● Provided information:
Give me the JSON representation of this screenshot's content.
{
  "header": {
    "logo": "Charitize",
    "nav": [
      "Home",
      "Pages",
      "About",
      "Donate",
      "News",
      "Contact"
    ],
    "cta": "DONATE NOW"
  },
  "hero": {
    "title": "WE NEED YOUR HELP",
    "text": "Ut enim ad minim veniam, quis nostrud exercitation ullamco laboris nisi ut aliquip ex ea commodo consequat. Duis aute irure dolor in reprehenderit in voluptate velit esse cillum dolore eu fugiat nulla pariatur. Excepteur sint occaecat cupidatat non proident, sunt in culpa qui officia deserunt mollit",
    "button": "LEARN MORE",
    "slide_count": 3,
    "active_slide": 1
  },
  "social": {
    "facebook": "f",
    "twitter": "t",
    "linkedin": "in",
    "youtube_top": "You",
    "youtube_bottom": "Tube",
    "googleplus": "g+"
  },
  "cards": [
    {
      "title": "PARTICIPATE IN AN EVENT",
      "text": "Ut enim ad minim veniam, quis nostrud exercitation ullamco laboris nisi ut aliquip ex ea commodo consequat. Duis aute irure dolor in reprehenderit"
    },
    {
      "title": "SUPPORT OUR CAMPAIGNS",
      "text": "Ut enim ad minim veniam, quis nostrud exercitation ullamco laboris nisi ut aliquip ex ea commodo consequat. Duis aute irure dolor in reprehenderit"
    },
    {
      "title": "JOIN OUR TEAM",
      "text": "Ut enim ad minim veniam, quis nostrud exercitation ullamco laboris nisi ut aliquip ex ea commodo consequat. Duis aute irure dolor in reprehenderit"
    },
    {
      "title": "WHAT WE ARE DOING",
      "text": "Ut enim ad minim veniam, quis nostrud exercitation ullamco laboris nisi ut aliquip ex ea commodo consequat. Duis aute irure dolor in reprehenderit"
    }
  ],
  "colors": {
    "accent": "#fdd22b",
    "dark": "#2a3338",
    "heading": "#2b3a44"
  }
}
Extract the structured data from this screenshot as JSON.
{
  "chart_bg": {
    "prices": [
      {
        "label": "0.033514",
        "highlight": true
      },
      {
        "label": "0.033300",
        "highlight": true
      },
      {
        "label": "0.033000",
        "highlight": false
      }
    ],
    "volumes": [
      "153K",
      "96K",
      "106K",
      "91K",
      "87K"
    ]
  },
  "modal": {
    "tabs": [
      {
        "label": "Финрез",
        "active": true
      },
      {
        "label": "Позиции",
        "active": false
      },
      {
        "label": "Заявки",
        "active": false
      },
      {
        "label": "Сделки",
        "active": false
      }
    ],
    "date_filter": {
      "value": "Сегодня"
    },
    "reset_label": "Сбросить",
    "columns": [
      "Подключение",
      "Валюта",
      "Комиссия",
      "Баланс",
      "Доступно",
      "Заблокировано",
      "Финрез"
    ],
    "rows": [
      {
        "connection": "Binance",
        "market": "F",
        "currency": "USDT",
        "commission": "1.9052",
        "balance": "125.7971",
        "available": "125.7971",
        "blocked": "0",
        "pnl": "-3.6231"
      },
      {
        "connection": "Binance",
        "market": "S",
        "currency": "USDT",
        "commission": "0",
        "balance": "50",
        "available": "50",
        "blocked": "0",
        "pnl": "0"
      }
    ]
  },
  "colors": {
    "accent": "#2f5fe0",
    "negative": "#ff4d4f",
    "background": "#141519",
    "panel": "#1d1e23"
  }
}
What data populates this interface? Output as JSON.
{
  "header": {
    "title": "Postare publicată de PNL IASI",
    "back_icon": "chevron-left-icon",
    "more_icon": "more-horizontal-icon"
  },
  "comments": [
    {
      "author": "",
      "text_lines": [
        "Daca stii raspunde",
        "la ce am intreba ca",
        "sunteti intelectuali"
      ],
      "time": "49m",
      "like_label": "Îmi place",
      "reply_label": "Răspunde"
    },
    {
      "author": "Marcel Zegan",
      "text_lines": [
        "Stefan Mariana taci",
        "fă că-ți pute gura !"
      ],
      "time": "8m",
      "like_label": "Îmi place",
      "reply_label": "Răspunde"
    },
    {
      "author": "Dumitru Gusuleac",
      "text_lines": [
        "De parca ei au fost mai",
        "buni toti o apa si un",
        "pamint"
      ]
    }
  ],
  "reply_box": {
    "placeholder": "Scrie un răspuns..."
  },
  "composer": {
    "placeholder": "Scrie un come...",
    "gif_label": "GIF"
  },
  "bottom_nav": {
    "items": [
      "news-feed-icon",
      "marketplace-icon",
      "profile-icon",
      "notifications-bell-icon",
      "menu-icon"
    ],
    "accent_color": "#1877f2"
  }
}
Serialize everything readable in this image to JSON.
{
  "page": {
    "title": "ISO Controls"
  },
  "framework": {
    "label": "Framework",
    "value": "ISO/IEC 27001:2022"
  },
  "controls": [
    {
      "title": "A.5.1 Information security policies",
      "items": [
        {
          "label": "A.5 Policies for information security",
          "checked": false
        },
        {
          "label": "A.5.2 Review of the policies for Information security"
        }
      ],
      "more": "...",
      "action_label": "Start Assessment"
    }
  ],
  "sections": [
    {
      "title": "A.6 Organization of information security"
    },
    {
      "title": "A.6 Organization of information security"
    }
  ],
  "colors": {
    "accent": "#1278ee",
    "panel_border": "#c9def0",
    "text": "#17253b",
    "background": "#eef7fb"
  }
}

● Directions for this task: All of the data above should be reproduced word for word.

● Response:
Give me the JSON representation of this screenshot's content.
{
  "header": {
    "logo": "Charitize",
    "nav": [
      "Home",
      "Pages",
      "About",
      "Donate",
      "News",
      "Contact"
    ],
    "cta": "DONATE NOW"
  },
  "hero": {
    "title": "WE NEED YOUR HELP",
    "text": "Ut enim ad minim veniam, quis nostrud exercitation ullamco laboris nisi ut aliquip ex ea commodo consequat. Duis aute irure dolor in reprehenderit in voluptate velit esse cillum dolore eu fugiat nulla pariatur. Excepteur sint occaecat cupidatat non proident, sunt in culpa qui officia deserunt mollit",
    "button": "LEARN MORE",
    "slide_count": 3,
    "active_slide": 1
  },
  "social": {
    "facebook": "f",
    "twitter": "t",
    "linkedin": "in",
    "youtube_top": "You",
    "youtube_bottom": "Tube",
    "googleplus": "g+"
  },
  "cards": [
    {
      "title": "PARTICIPATE IN AN EVENT",
      "text": "Ut enim ad minim veniam, quis nostrud exercitation ullamco laboris nisi ut aliquip ex ea commodo consequat. Duis aute irure dolor in reprehenderit"
    },
    {
      "title": "SUPPORT OUR CAMPAIGNS",
      "text": "Ut enim ad minim veniam, quis nostrud exercitation ullamco laboris nisi ut aliquip ex ea commodo consequat. Duis aute irure dolor in reprehenderit"
    },
    {
      "title": "JOIN OUR TEAM",
      "text": "Ut enim ad minim veniam, quis nostrud exercitation ullamco laboris nisi ut aliquip ex ea commodo consequat. Duis aute irure dolor in reprehenderit"
    },
    {
      "title": "WHAT WE ARE DOING",
      "text": "Ut enim ad minim veniam, quis nostrud exercitation ullamco laboris nisi ut aliquip ex ea commodo consequat. Duis aute irure dolor in reprehenderit"
    }
  ],
  "colors": {
    "accent": "#fdd22b",
    "dark": "#2a3338",
    "heading": "#2b3a44"
  }
}
Extract the structured data from this screenshot as JSON.
{
  "chart_bg": {
    "prices": [
      {
        "label": "0.033514",
        "highlight": true
      },
      {
        "label": "0.033300",
        "highlight": true
      },
      {
        "label": "0.033000",
        "highlight": false
      }
    ],
    "volumes": [
      "153K",
      "96K",
      "106K",
      "91K",
      "87K"
    ]
  },
  "modal": {
    "tabs": [
      {
        "label": "Финрез",
        "active": true
      },
      {
        "label": "Позиции",
        "active": false
      },
      {
        "label": "Заявки",
        "active": false
      },
      {
        "label": "Сделки",
        "active": false
      }
    ],
    "date_filter": {
      "value": "Сегодня"
    },
    "reset_label": "Сбросить",
    "columns": [
      "Подключение",
      "Валюта",
      "Комиссия",
      "Баланс",
      "Доступно",
      "Заблокировано",
      "Финрез"
    ],
    "rows": [
      {
        "connection": "Binance",
        "market": "F",
        "currency": "USDT",
        "commission": "1.9052",
        "balance": "125.7971",
        "available": "125.7971",
        "blocked": "0",
        "pnl": "-3.6231"
      },
      {
        "connection": "Binance",
        "market": "S",
        "currency": "USDT",
        "commission": "0",
        "balance": "50",
        "available": "50",
        "blocked": "0",
        "pnl": "0"
      }
    ]
  },
  "colors": {
    "accent": "#2f5fe0",
    "negative": "#ff4d4f",
    "background": "#141519",
    "panel": "#1d1e23"
  }
}
What data populates this interface? Output as JSON.
{
  "header": {
    "title": "Postare publicată de PNL IASI",
    "back_icon": "chevron-left-icon",
    "more_icon": "more-horizontal-icon"
  },
  "comments": [
    {
      "author": "",
      "text_lines": [
        "Daca stii raspunde",
        "la ce am intreba ca",
        "sunteti intelectuali"
      ],
      "time": "49m",
      "like_label": "Îmi place",
      "reply_label": "Răspunde"
    },
    {
      "author": "Marcel Zegan",
      "text_lines": [
        "Stefan Mariana taci",
        "fă că-ți pute gura !"
      ],
      "time": "8m",
      "like_label": "Îmi place",
      "reply_label": "Răspunde"
    },
    {
      "author": "Dumitru Gusuleac",
      "text_lines": [
        "De parca ei au fost mai",
        "buni toti o apa si un",
        "pamint"
      ]
    }
  ],
  "reply_box": {
    "placeholder": "Scrie un răspuns..."
  },
  "composer": {
    "placeholder": "Scrie un come...",
    "gif_label": "GIF"
  },
  "bottom_nav": {
    "items": [
      "news-feed-icon",
      "marketplace-icon",
      "profile-icon",
      "notifications-bell-icon",
      "menu-icon"
    ],
    "accent_color": "#1877f2"
  }
}
Serialize everything readable in this image to JSON.
{
  "page": {
    "title": "ISO Controls"
  },
  "framework": {
    "label": "Framework",
    "value": "ISO/IEC 27001:2022"
  },
  "controls": [
    {
      "title": "A.5.1 Information security policies",
      "items": [
        {
          "label": "A.5 Policies for information security",
          "checked": false
        },
        {
          "label": "A.5.2 Review of the policies for Information security"
        }
      ],
      "more": "...",
      "action_label": "Start Assessment"
    }
  ],
  "sections": [
    {
      "title": "A.6 Organization of information security"
    },
    {
      "title": "A.6 Organization of information security"
    }
  ],
  "colors": {
    "accent": "#1278ee",
    "panel_border": "#c9def0",
    "text": "#17253b",
    "background": "#eef7fb"
  }
}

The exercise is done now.